However, the Kremlin is concerned that many voters may decide to skip the poll, and that a low turnout will undermine the legitimacy of Mr Putin’s fourth presidential term.
Campaign for boycott
Alexei Navalny, Russia’s most popular opposition leader, has been campaigning for a nationwide boycott of the election since being barred from the ballot by the authorities last December.
A low turnout would explode the myth of the Russian president’s high popularity rating, Mr Navalny’s supporters say.
The March 18th date set for the election marks the fourth anniversary of the treaty that formalised Russia’s annexation of Ukraine’s Crimea in 2014 – an event that was condemned internationally but propelled a surge in Russian national pride.
Mr Putin, who made a brief appearance at a rally of supporters in Crimea this week, has suffered from a cold for much of the campaign and attended few election events.
Other candidates have sparred in political debates on Russian state television that have often descended into abusive shouting matches. Ksenia Sobchak, a TV celebrity and liberal opposition activist, fled the stage in tears during the final debate on Wednesday after her hollering rivals prevented her from being heard.

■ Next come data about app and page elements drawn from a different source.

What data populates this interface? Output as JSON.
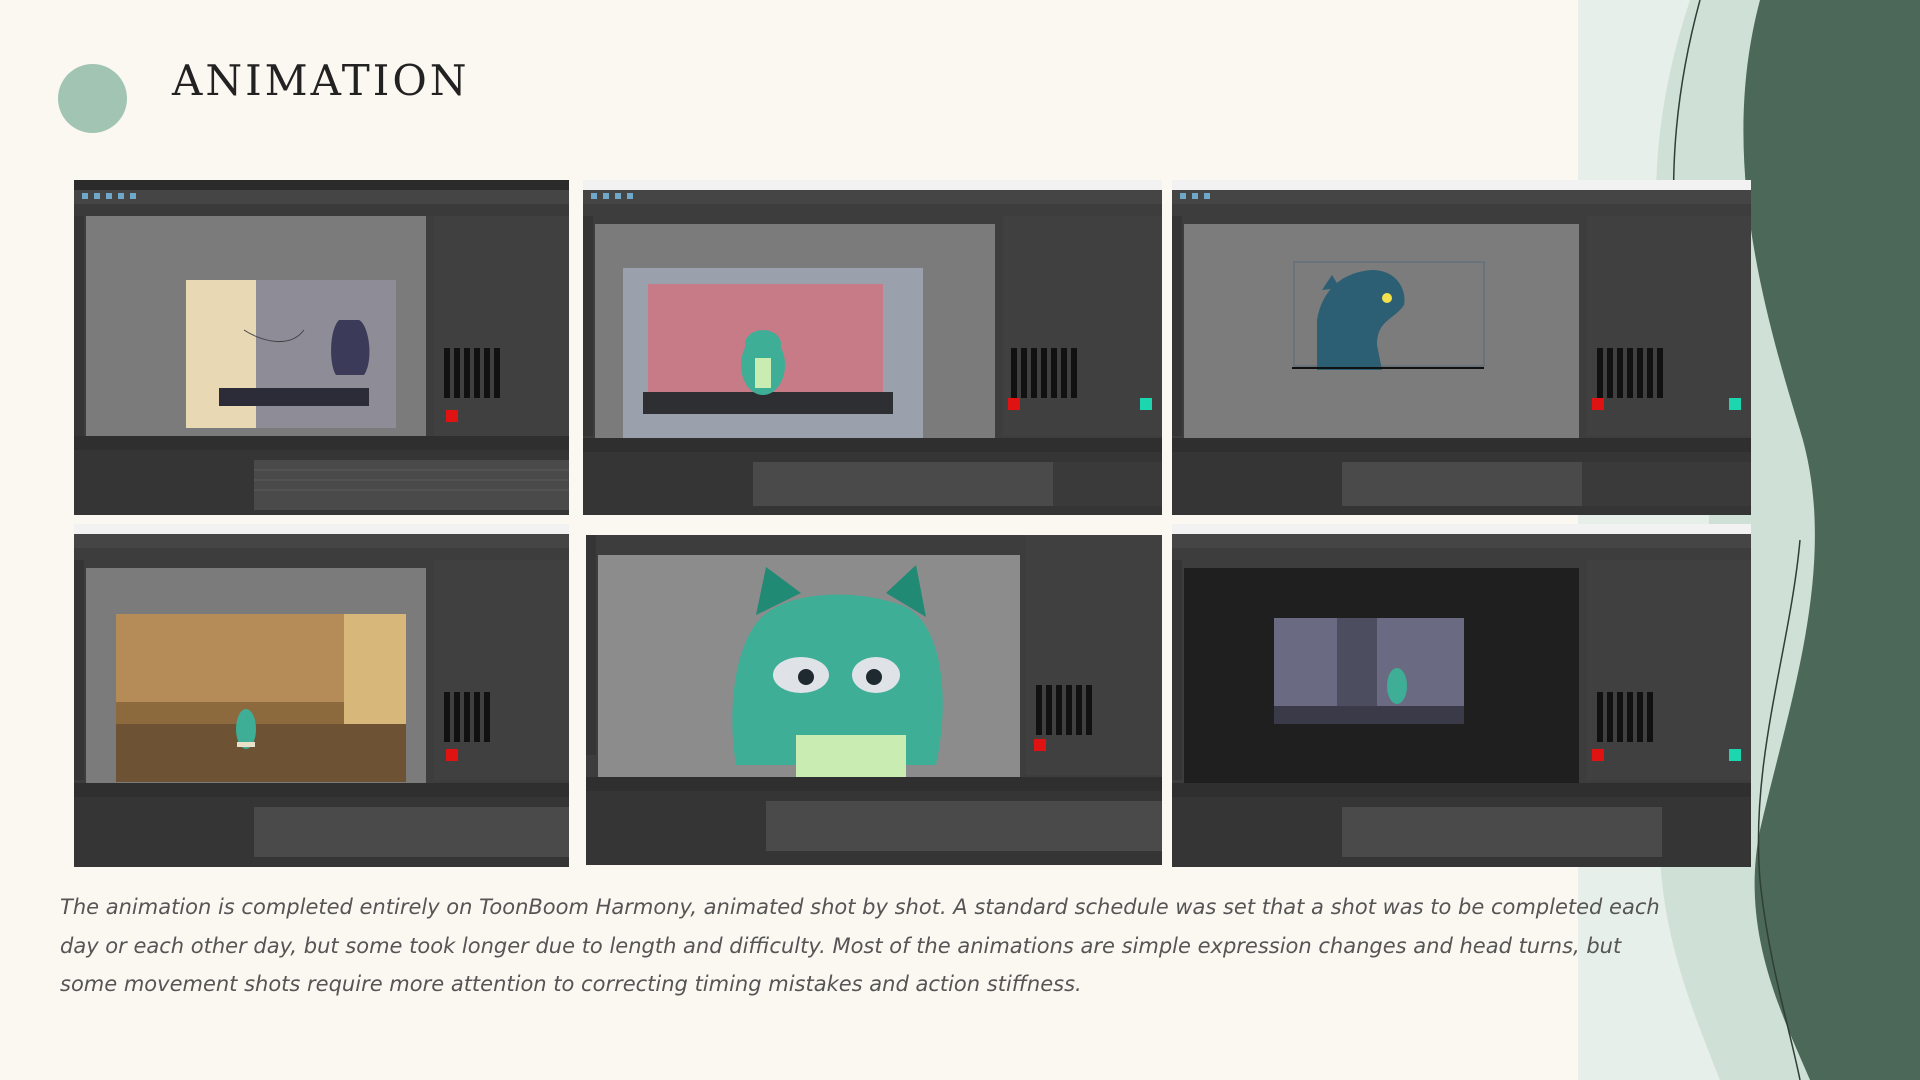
{
  "title": "ANIMATION",
  "caption": "The animation is completed entirely on ToonBoom Harmony, animated shot by shot. A standard schedule was set that a shot was to be completed each day or each other day, but some took longer due to length and difficulty. Most of the animations are simple expression changes and head turns, but some movement shots require more attention to correcting timing mistakes and action stiffness.",
  "colors": {
    "accent_dot": "#a2c4b2",
    "background": "#fbf8f2",
    "dark_green": "#4b6858",
    "app_gray": "#3d3d3d"
  },
  "screenshots": [
    {
      "scene": "room-sketch",
      "icon": "toon-boom-screenshot"
    },
    {
      "scene": "character-at-desk",
      "icon": "toon-boom-screenshot"
    },
    {
      "scene": "dragon-profile",
      "icon": "toon-boom-screenshot"
    },
    {
      "scene": "hallway-walk",
      "icon": "toon-boom-screenshot"
    },
    {
      "scene": "crying-closeup",
      "icon": "toon-boom-screenshot"
    },
    {
      "scene": "doorway-night",
      "icon": "toon-boom-screenshot"
    }
  ]
}
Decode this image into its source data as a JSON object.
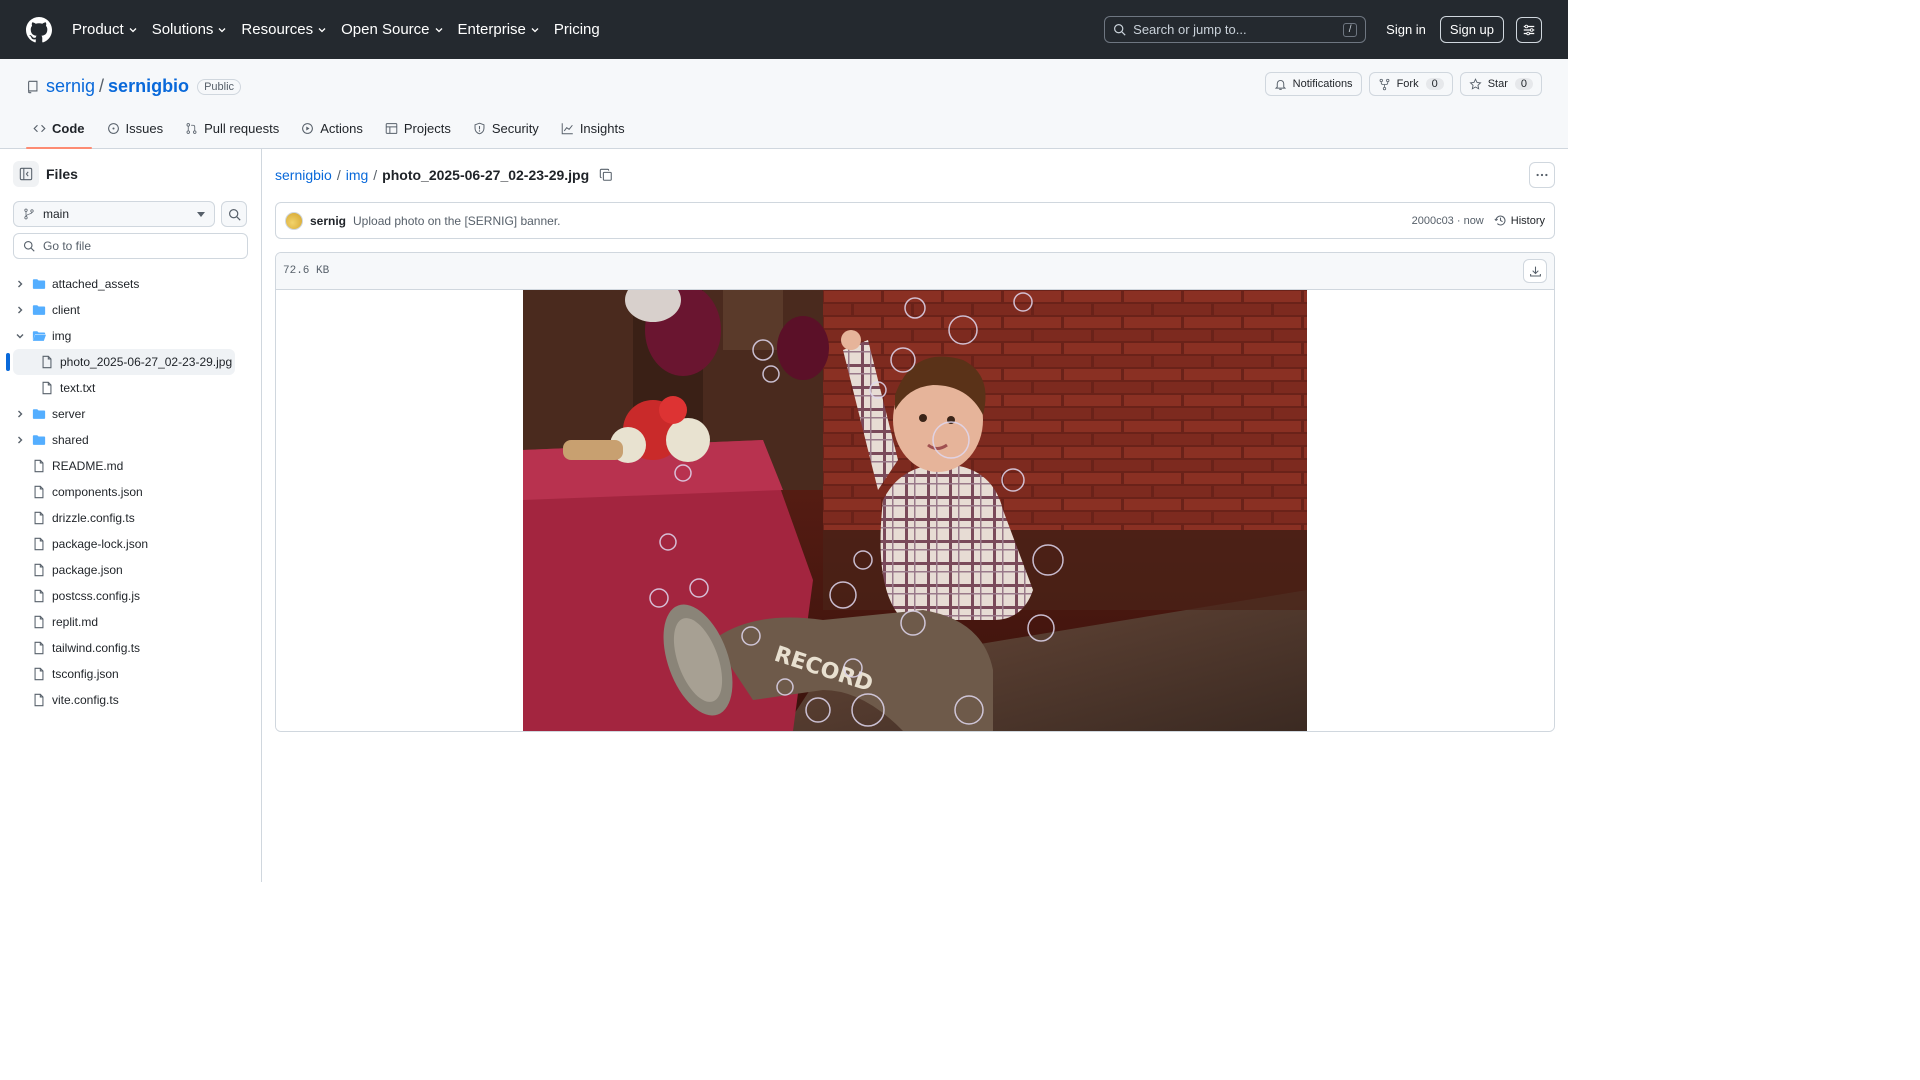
{
  "header": {
    "nav": [
      "Product",
      "Solutions",
      "Resources",
      "Open Source",
      "Enterprise",
      "Pricing"
    ],
    "search_placeholder": "Search or jump to...",
    "search_shortcut": "/",
    "sign_in": "Sign in",
    "sign_up": "Sign up"
  },
  "repo": {
    "owner": "sernig",
    "separator": "/",
    "name": "sernigbio",
    "visibility": "Public",
    "notifications_label": "Notifications",
    "fork_label": "Fork",
    "fork_count": "0",
    "star_label": "Star",
    "star_count": "0"
  },
  "tabs": [
    {
      "label": "Code",
      "icon": "code-icon",
      "active": true
    },
    {
      "label": "Issues",
      "icon": "issue-icon"
    },
    {
      "label": "Pull requests",
      "icon": "pull-request-icon"
    },
    {
      "label": "Actions",
      "icon": "play-icon"
    },
    {
      "label": "Projects",
      "icon": "table-icon"
    },
    {
      "label": "Security",
      "icon": "shield-icon"
    },
    {
      "label": "Insights",
      "icon": "graph-icon"
    }
  ],
  "sidebar": {
    "title": "Files",
    "branch": "main",
    "goto_placeholder": "Go to file",
    "tree": [
      {
        "name": "attached_assets",
        "type": "dir",
        "expanded": false
      },
      {
        "name": "client",
        "type": "dir",
        "expanded": false
      },
      {
        "name": "img",
        "type": "dir",
        "expanded": true
      },
      {
        "name": "photo_2025-06-27_02-23-29.jpg",
        "type": "file",
        "child": true,
        "selected": true
      },
      {
        "name": "text.txt",
        "type": "file",
        "child": true
      },
      {
        "name": "server",
        "type": "dir",
        "expanded": false
      },
      {
        "name": "shared",
        "type": "dir",
        "expanded": false
      },
      {
        "name": "README.md",
        "type": "file"
      },
      {
        "name": "components.json",
        "type": "file"
      },
      {
        "name": "drizzle.config.ts",
        "type": "file"
      },
      {
        "name": "package-lock.json",
        "type": "file"
      },
      {
        "name": "package.json",
        "type": "file"
      },
      {
        "name": "postcss.config.js",
        "type": "file"
      },
      {
        "name": "replit.md",
        "type": "file"
      },
      {
        "name": "tailwind.config.ts",
        "type": "file"
      },
      {
        "name": "tsconfig.json",
        "type": "file"
      },
      {
        "name": "vite.config.ts",
        "type": "file"
      }
    ]
  },
  "breadcrumb": {
    "repo": "sernigbio",
    "dir": "img",
    "file": "photo_2025-06-27_02-23-29.jpg",
    "sep": "/"
  },
  "commit": {
    "author": "sernig",
    "message": "Upload photo on the [SERNIG] banner.",
    "meta": "2000c03 · now",
    "history_label": "History"
  },
  "blob": {
    "size": "72.6 KB"
  },
  "colors": {
    "header_bg": "#24292f",
    "link": "#0969da",
    "active_tab": "#fd8c73"
  }
}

A survey by the All Russia Center for the Research of Public Opinion this week indicated that Mr Putin would win 69-73 per cent of the vote. The closest runner-up with 10-14 per cent would be Pavel Grudinin, a wealthy farm manager who is representing the Communist Party, followed by Vladimir Zhirinovsky, the ultra-nationalist head of the Liberal Democratic Party (8-12 per cent).
Sunday’s vote will be closely watched for signs of irregularities that have marred recent Russian elections. Several opposition leaders, including Mr Navalny, have recruited large numbers of volunteers to observe polling stations and monitor the turnout.
The Kremlin is eager to demonstrate that the election is managed fairly, but the main priority is to ensure that a majority of Russia’s 109 million registered voters participate in the poll.
Get-out-the vote initiatives
An election observer mission deployed in Russia by the Organisation for Security and Co-operation in Europe reported this week that “ a multitude of actors, including local authorities, private and state enterprises” had engaged in “concurrent get-out-the vote initiatives with a view to ensuring a high voter turnout” across the country.
Sergei Sobyanin, the pro-Kremlin mayor of Moscow, warning of the negative consequences of Mr Navalny’s election ban on Friday, said that “many western experts and media” would politicise a low turnout as protest vote against Mr Putin.
“Do you agree with this? Personally, I don’t. If we trust Putin, if we consider him our president, let’s turn out and support him,” Mr Sobyanin wrote in a blog on Echo Moskvy radio’s website.